Activity: Work out how many lines in the data below include "JSON", then reply with that number only.

App and web page records:
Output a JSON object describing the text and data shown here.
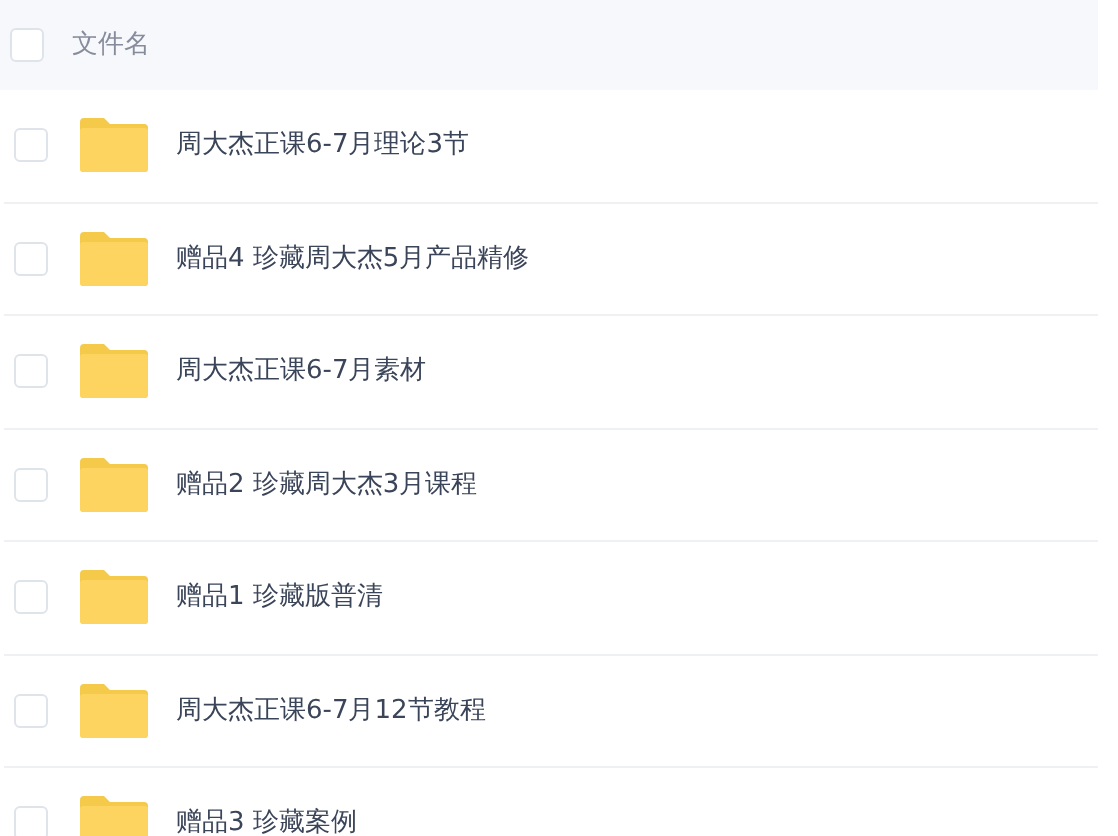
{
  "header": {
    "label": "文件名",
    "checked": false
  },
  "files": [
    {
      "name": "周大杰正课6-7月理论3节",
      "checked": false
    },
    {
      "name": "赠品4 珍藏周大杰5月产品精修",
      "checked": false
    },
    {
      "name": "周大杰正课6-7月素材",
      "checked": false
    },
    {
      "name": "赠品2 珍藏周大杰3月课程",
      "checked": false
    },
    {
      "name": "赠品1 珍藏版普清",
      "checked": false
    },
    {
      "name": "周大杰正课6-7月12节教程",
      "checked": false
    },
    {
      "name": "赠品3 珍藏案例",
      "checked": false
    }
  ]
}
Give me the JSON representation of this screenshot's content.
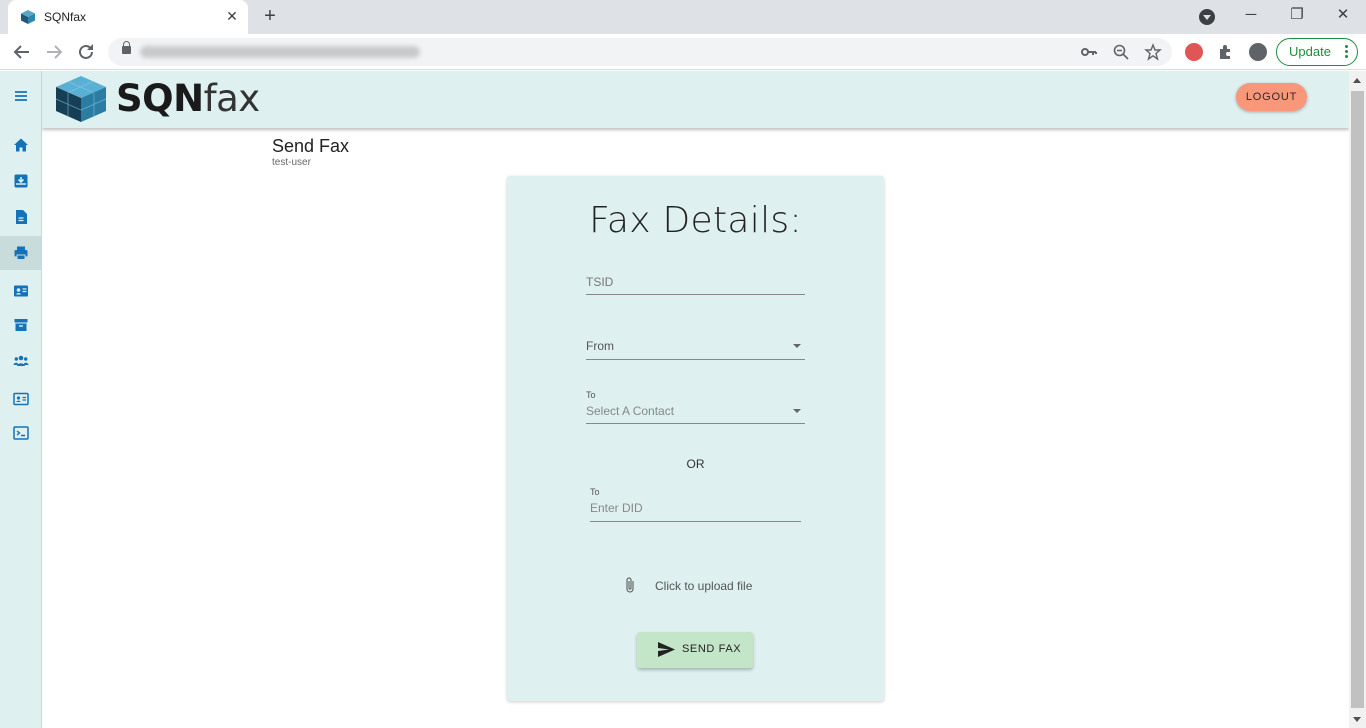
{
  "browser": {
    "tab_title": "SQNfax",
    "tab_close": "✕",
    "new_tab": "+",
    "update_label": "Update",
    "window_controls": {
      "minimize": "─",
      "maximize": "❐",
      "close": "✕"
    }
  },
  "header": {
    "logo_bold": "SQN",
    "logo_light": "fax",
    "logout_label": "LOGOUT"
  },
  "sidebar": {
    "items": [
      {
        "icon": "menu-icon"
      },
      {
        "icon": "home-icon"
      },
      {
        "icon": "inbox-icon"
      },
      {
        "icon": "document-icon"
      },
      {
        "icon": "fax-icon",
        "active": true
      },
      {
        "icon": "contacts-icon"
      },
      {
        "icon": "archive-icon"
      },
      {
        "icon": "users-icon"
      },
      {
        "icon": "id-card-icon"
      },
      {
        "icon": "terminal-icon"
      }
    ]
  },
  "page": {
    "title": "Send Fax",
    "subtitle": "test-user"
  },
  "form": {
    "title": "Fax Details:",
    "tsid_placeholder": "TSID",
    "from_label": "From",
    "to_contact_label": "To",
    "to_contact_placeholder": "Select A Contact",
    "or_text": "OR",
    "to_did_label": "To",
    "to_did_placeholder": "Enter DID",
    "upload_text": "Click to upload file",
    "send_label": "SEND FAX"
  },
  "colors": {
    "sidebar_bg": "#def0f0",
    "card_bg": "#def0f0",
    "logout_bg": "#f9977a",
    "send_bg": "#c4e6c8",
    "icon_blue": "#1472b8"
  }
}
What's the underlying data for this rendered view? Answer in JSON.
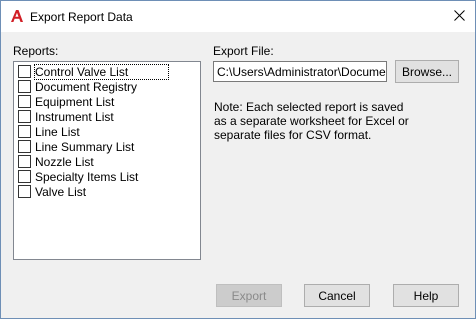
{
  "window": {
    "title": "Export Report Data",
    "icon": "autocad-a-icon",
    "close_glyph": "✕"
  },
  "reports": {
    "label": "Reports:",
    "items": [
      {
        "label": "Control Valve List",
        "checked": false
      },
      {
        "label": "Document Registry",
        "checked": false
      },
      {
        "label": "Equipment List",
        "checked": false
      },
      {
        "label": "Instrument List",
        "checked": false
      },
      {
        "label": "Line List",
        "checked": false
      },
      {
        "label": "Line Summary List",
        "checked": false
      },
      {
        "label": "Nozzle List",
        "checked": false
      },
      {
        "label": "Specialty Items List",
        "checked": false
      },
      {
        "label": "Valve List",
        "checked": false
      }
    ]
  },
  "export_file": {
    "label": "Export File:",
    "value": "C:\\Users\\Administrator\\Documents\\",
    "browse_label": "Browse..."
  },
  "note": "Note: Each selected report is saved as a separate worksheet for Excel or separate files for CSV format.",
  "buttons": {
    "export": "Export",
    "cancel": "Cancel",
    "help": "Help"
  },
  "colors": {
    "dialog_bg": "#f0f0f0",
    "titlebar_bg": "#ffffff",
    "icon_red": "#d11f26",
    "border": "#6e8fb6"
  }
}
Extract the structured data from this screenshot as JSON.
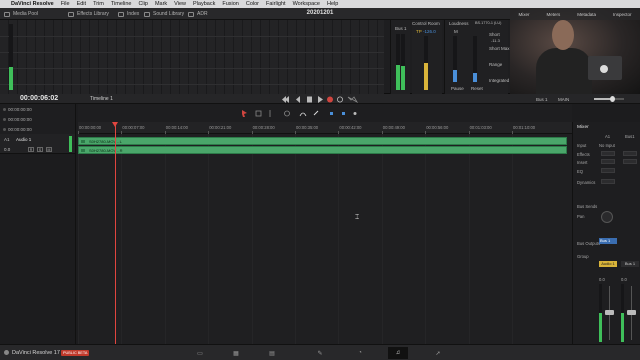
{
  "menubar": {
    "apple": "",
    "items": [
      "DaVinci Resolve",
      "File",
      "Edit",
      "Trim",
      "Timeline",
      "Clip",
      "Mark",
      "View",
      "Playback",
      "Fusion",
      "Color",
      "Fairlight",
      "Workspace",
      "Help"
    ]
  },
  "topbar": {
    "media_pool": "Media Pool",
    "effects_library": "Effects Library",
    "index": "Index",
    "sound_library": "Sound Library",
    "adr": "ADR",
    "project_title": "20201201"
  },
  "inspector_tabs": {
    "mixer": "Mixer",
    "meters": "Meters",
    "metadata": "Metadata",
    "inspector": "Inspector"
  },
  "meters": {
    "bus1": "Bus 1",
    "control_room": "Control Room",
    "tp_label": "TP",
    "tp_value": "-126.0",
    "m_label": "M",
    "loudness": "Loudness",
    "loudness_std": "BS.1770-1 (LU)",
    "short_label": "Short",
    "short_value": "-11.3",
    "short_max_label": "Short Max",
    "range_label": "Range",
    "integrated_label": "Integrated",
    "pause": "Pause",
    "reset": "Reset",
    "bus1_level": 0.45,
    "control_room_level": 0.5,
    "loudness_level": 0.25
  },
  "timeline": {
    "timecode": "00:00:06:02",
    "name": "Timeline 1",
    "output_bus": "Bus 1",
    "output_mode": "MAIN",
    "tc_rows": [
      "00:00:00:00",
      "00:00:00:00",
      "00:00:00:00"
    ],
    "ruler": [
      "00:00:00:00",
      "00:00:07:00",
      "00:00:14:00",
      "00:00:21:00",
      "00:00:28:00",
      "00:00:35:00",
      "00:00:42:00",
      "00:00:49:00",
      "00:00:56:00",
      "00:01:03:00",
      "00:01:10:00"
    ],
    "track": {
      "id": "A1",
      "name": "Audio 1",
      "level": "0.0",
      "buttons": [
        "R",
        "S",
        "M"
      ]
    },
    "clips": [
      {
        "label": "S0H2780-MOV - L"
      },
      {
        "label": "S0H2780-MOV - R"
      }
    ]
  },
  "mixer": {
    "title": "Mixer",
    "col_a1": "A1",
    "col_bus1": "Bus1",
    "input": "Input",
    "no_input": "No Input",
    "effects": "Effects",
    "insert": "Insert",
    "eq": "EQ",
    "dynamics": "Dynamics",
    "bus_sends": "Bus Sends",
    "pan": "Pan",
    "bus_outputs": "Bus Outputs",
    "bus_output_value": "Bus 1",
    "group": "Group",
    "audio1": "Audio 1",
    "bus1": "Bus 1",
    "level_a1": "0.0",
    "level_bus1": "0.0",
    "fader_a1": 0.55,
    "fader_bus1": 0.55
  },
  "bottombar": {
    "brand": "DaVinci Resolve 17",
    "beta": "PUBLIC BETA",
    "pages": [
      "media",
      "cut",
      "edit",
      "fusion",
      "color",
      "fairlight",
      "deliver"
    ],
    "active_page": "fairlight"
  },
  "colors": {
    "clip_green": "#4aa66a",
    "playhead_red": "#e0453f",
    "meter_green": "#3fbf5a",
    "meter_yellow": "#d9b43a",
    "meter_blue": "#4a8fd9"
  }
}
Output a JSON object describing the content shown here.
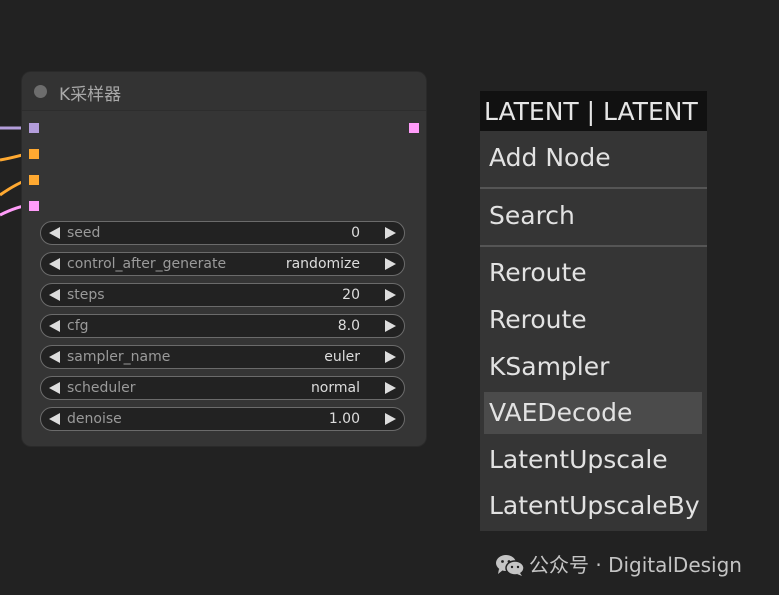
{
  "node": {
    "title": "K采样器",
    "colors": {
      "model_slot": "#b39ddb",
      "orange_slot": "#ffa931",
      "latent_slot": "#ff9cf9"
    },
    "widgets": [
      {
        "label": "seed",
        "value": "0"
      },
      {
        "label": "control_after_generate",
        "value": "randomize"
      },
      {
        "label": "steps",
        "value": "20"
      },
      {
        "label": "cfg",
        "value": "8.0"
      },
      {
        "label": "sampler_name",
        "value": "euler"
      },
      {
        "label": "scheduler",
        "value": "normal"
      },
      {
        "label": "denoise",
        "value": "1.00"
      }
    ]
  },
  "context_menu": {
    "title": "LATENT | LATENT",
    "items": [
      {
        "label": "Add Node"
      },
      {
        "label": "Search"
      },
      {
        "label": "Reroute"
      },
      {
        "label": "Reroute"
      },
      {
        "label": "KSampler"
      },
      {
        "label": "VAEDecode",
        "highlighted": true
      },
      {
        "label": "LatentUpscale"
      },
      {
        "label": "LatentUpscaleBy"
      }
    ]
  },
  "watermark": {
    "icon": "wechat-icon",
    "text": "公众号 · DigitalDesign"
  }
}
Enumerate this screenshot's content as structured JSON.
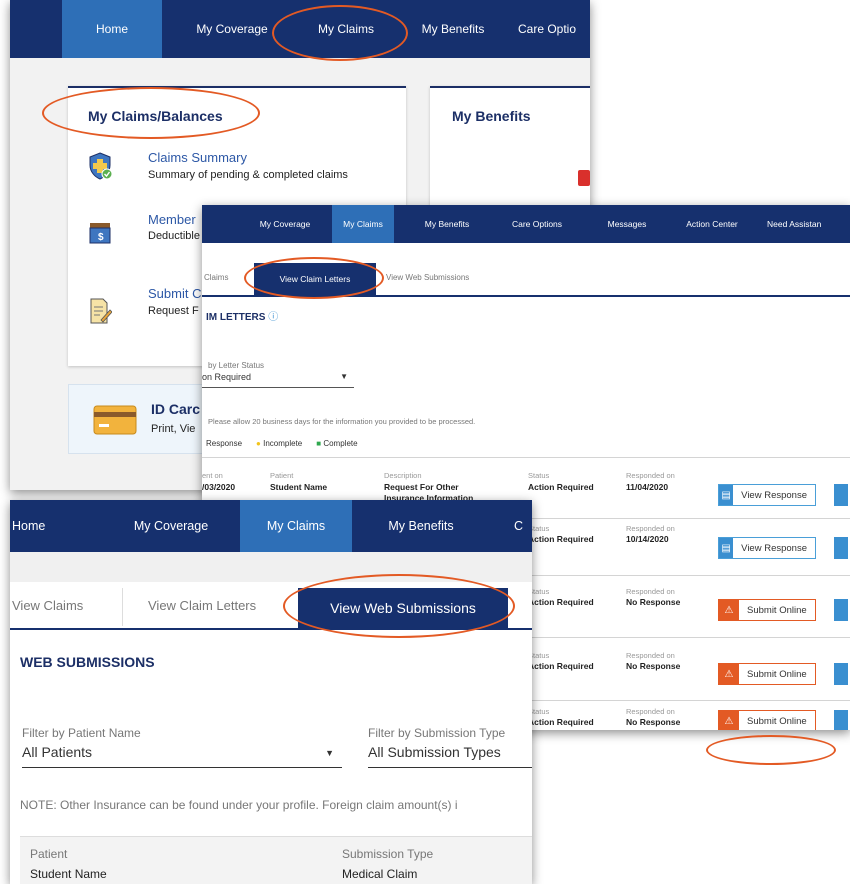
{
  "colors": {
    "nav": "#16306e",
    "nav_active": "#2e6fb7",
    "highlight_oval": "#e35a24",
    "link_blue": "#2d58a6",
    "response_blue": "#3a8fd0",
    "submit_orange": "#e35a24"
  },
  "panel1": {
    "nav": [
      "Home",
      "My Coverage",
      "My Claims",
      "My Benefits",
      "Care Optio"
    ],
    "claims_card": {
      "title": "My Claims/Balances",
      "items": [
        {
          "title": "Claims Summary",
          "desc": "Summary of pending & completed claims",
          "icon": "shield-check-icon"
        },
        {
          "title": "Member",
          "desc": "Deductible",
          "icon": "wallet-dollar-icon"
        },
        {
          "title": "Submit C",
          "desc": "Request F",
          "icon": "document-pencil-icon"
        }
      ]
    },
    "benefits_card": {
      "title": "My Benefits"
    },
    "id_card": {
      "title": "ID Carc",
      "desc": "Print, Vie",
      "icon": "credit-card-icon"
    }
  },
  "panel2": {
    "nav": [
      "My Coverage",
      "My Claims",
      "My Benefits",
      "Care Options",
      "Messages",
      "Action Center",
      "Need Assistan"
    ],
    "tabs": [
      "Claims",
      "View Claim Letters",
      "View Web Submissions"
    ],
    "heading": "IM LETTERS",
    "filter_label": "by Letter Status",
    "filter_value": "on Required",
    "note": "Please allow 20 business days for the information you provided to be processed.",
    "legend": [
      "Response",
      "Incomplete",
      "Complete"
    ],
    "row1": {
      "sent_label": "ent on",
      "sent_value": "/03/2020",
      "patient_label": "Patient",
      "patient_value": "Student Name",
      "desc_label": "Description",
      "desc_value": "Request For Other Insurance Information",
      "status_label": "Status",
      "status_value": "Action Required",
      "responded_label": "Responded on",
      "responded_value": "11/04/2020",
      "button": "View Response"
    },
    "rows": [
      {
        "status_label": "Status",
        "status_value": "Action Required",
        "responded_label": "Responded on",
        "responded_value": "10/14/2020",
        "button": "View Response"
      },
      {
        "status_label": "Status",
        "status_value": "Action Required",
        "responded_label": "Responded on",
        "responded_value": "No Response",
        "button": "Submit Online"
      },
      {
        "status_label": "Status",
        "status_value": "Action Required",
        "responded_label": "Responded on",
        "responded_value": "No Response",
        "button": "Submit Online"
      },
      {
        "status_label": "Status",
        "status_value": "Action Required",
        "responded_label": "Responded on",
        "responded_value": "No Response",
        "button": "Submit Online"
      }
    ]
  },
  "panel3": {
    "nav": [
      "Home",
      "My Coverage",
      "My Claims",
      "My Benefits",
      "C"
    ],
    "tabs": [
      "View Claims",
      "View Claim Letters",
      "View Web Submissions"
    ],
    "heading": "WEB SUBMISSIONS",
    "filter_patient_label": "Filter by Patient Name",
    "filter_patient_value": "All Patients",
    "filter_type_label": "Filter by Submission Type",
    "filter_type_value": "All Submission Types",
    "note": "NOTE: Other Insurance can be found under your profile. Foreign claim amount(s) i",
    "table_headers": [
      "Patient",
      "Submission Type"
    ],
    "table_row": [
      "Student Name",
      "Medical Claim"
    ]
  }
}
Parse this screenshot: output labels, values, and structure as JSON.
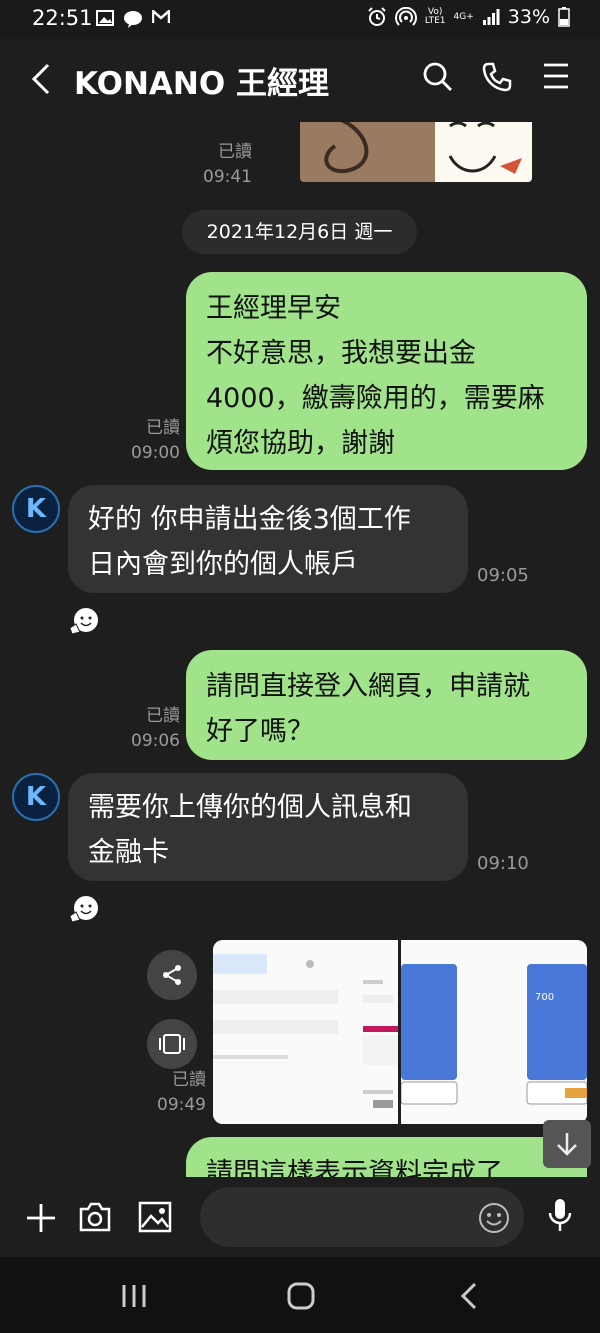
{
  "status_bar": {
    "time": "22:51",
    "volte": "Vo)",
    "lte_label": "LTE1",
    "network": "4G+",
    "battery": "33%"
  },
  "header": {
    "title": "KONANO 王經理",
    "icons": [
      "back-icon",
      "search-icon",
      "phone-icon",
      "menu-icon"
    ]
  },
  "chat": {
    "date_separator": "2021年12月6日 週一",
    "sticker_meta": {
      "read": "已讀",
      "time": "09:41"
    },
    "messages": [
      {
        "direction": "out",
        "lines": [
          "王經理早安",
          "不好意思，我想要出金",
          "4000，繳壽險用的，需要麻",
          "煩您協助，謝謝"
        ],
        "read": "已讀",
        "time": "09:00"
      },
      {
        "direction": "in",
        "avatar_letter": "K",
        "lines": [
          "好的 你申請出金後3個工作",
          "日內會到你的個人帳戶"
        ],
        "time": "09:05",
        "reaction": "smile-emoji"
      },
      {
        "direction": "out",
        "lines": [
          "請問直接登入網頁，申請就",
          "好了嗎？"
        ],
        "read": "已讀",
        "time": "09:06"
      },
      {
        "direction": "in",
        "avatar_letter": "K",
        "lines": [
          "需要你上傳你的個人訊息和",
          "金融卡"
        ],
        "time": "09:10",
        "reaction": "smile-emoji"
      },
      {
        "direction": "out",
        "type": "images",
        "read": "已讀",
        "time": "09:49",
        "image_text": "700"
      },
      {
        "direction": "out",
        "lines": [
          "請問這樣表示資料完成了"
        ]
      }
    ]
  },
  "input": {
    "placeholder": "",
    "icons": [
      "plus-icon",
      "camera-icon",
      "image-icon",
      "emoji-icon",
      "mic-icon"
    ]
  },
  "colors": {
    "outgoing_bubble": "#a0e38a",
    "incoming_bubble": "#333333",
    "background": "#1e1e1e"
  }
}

Result below: 7